“Honorable member for Marco City, let me remind you that one person on his feet at a time please,” she said.

Pintard said, “Yes, except the one on his feet is insulting me, Madam Speaker. I intend to stand up. Don’t tell me read the bill. I’m referencing the section because I read the section. Only that section I’m raising with you…Don’t get cute.”

“No, I don’t want to be cute,” Darville said. But I don’t want you to be disrespectful as well.”

Darville could not find the documents to explain to Pintard at the moment, giving the floor back to Pintard and stating he will address the matter later in his speech.

A New Day: Watson to Take His Turn at the Podium

Clint Watson, Prime Minister Philip Davis’ new press secretary will seek to begin with a clean slate on Wednesday as he addresses members of the media on governmental affairs for the first time, since imposing stringent rules for the media in his appointed position.

The Office of the Prime Minister posted a reminder of the press briefing on its social media page. Watson will address the media in a live briefing at 11 am.

This comes after Watson caused dissatisfaction among members of the media when he sought to implement restrictive guidelines for the press as the newly appointed press secretary.

Among other things, the new rules stated that only accredited journalists and staff will be permitted into Cabinet and OPM briefings; accreditation forms should be filled out by media houses and submitted to the Office of the Press Secretary for approval; a press officer will indicate the final question toward the end of the briefing and no further questions will be asked thereafter; and reporters requesting specific responses to issues should communicate with the Press Secretary Office by 6 pm the latest, before the briefing.

When criticized by the media, Watson sought to explain the rules and accused the press of “manufacturing a controversy.”

Watson is a former journalist and news director and is now the new government’s mouthpiece, providing updates on the government’s activities.

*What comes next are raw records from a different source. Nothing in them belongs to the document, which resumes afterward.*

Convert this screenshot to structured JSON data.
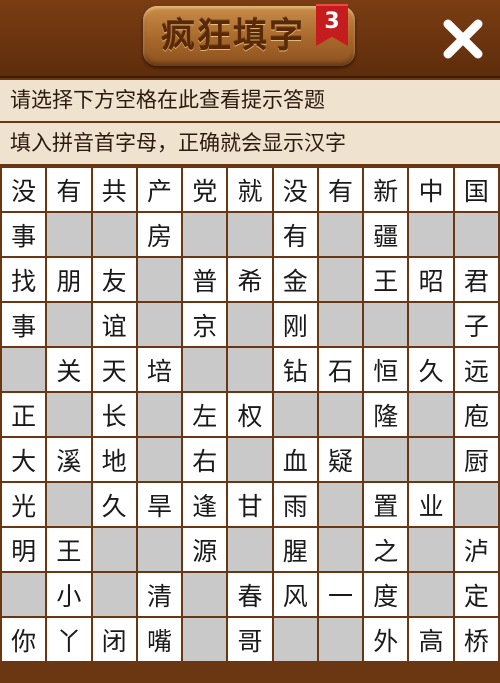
{
  "header": {
    "title": "疯狂填字",
    "level": "3",
    "close_icon": "close-icon"
  },
  "hints": [
    "请选择下方空格在此查看提示答题",
    "填入拼音首字母，正确就会显示汉字"
  ],
  "colors": {
    "board_border": "#6b3712",
    "cell_white": "#ffffff",
    "cell_block": "#c9c9c9",
    "hint_bg": "#efe2cf",
    "ribbon": "#c51d1d"
  },
  "grid": [
    [
      "没",
      "有",
      "共",
      "产",
      "党",
      "就",
      "没",
      "有",
      "新",
      "中",
      "国"
    ],
    [
      "事",
      "#",
      "#",
      "房",
      "#",
      "#",
      "有",
      "#",
      "疆",
      "#",
      "#"
    ],
    [
      "找",
      "朋",
      "友",
      "#",
      "普",
      "希",
      "金",
      "#",
      "王",
      "昭",
      "君"
    ],
    [
      "事",
      "#",
      "谊",
      "#",
      "京",
      "#",
      "刚",
      "#",
      "#",
      "#",
      "子"
    ],
    [
      "#",
      "关",
      "天",
      "培",
      "#",
      "#",
      "钻",
      "石",
      "恒",
      "久",
      "远"
    ],
    [
      "正",
      "#",
      "长",
      "#",
      "左",
      "权",
      "#",
      "#",
      "隆",
      "#",
      "庖"
    ],
    [
      "大",
      "溪",
      "地",
      "#",
      "右",
      "#",
      "血",
      "疑",
      "#",
      "#",
      "厨"
    ],
    [
      "光",
      "#",
      "久",
      "旱",
      "逢",
      "甘",
      "雨",
      "#",
      "置",
      "业",
      "#"
    ],
    [
      "明",
      "王",
      "#",
      "#",
      "源",
      "#",
      "腥",
      "#",
      "之",
      "#",
      "泸"
    ],
    [
      "#",
      "小",
      "#",
      "清",
      "#",
      "春",
      "风",
      "一",
      "度",
      "#",
      "定"
    ],
    [
      "你",
      "丫",
      "闭",
      "嘴",
      "#",
      "哥",
      "#",
      "#",
      "外",
      "高",
      "桥"
    ]
  ]
}
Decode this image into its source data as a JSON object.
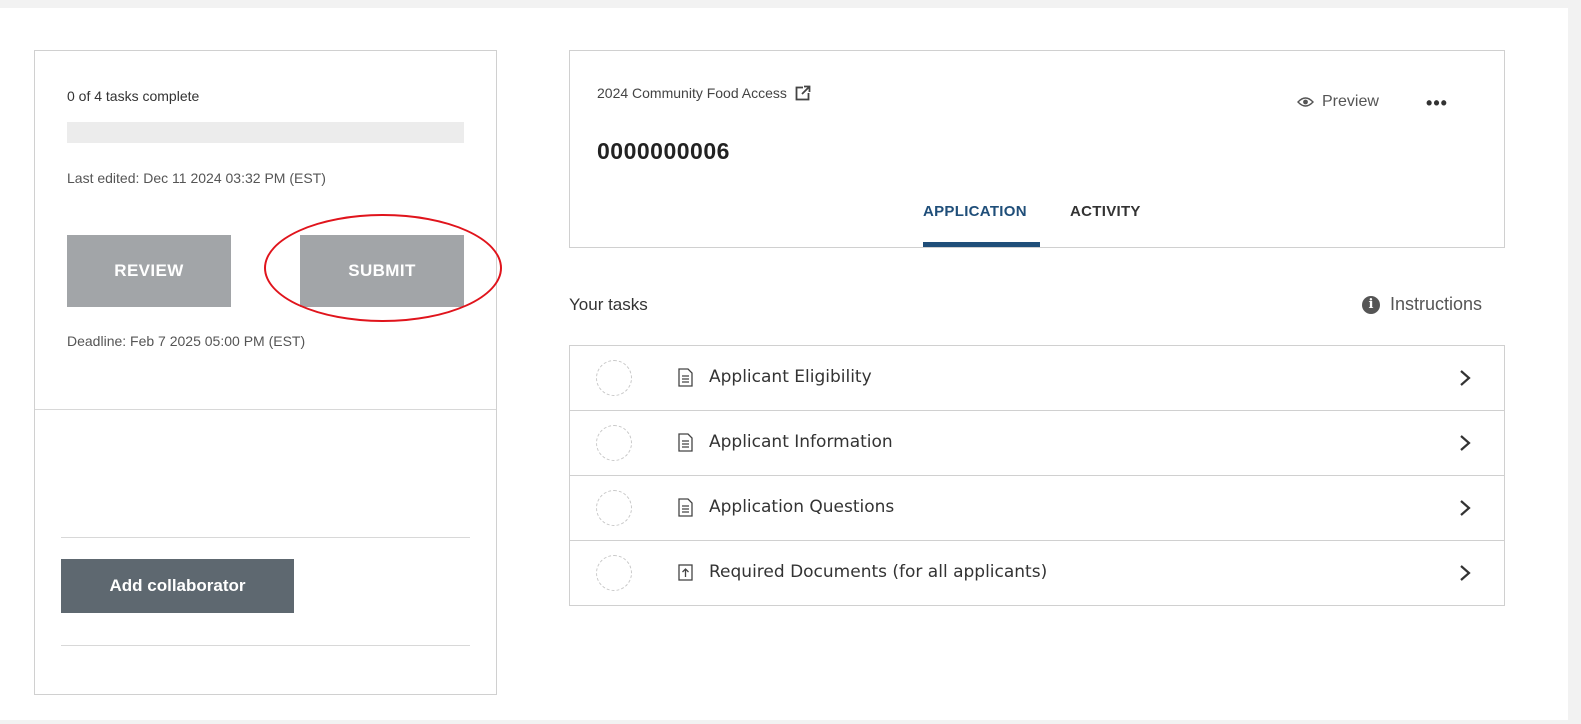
{
  "sidebar": {
    "progress_text": "0 of 4 tasks complete",
    "progress_fraction": 0,
    "last_edited": "Last edited: Dec 11 2024 03:32 PM (EST)",
    "review_label": "REVIEW",
    "submit_label": "SUBMIT",
    "deadline": "Deadline: Feb 7 2025 05:00 PM (EST)",
    "add_collaborator_label": "Add collaborator"
  },
  "header": {
    "program_name": "2024 Community Food Access",
    "application_number": "0000000006",
    "preview_label": "Preview",
    "more_label": "•••",
    "tabs": [
      {
        "label": "APPLICATION",
        "active": true
      },
      {
        "label": "ACTIVITY",
        "active": false
      }
    ]
  },
  "tasks": {
    "heading": "Your tasks",
    "instructions_label": "Instructions",
    "items": [
      {
        "label": "Applicant Eligibility",
        "icon": "document-icon",
        "status": "not-started"
      },
      {
        "label": "Applicant Information",
        "icon": "document-icon",
        "status": "not-started"
      },
      {
        "label": "Application Questions",
        "icon": "document-icon",
        "status": "not-started"
      },
      {
        "label": "Required Documents (for all applicants)",
        "icon": "upload-icon",
        "status": "not-started"
      }
    ]
  },
  "colors": {
    "accent": "#1f4e79",
    "button_disabled": "#a2a5a8",
    "button_dark": "#5e6870",
    "highlight": "#e0141c"
  }
}
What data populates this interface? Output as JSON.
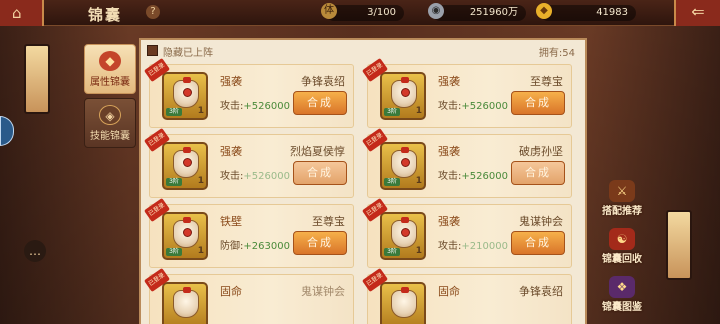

Social media users have been critical of Watson in his new role.

   

The position of press secretary is an American tradition and would make the second time that a government attempted the use of a press secretary. The Free National Movement was unsuccessful in its attempt.

It remains to see how much of the new rules Watson will implement and how the media will receive him in this position.

 

New Press Secretary Clashes With Press

The newly appointed press secretary for Prime Minister Philip Davis clashed with a Nassau Guardian reporter at the end of a press conference on Wednesday following the Opening of Parliament.

Former Journalist and News Director Clint Watson in his new role, quickly wrapped up a press conference held by Davis to address the new government’s policies outlined in the Speech from the Throne, and to answer questions posed by reporters, when Watson asked that journalists make further inquiries with him as Davis was pressed for time.

“…If you have questions, please feel free to contact me. I will get the answers for you,” Watson told reporters.

Travis Carroll, The Nassau Guardian’s assistant news editor then quickly approached Davis to get clarification on comments he made about issues arising on National Security Minister Wayne Munroe’s involvement in the reinstatement of his law firm’s clients as acting commissioners of the correctional facility, as Prison Commissioner Charles Murphy was placed on administrative leave.

Carroll asked Davis, “Do you have concerns that it may be a conflict of interest?”

Watson then intervenes, “Cub, cub, come on,” then hurries Davis away.

An irate Carroll responds, “Relax, Clint.”

Why it matters

During the campaign season, Davis assured journalists of his government’s promise to be transparent and answer all questions posed by reporters. He has used former Prime Minister Hubert Minnis as his measure saying he won’t avoid reporters’ questions.

Watson as the former host of Beyond the Headlines, has been a constant critic of Minnis for “avoiding the press.”

The big picture

Watson, in his position as host of the show, lobbied strongly for the Progressive Liberal Party. He resigned from the news station nearly two weeks ago to assume his new role when the party became the new government.